Description of the task ▸
Copy, from the entries below, each line where the word "message" can be found.

BEGIN Material for this task

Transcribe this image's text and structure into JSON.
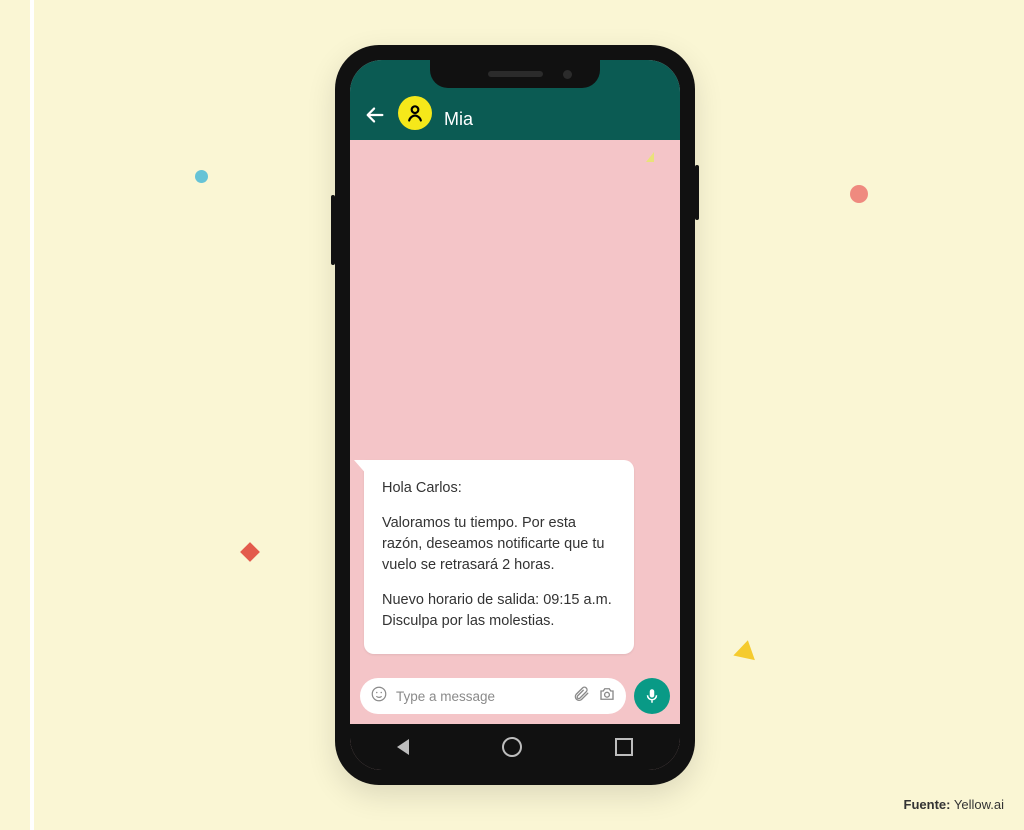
{
  "header": {
    "contact_name": "Mia"
  },
  "message": {
    "line1": "Hola Carlos:",
    "line2": "Valoramos tu tiempo. Por esta razón, deseamos notificarte que tu vuelo se retrasará 2 horas.",
    "line3": "Nuevo horario de salida: 09:15 a.m. Disculpa por las molestias."
  },
  "input": {
    "placeholder": "Type a message"
  },
  "source": {
    "label": "Fuente:",
    "value": "Yellow.ai"
  },
  "colors": {
    "page_bg": "#faf6d4",
    "chat_header": "#0b5b53",
    "chat_bg": "#f4c5c8",
    "avatar": "#f5e81a",
    "mic": "#099a86"
  }
}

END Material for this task

Exercise answer ▸
  "message": {
    "placeholder": "Type a message"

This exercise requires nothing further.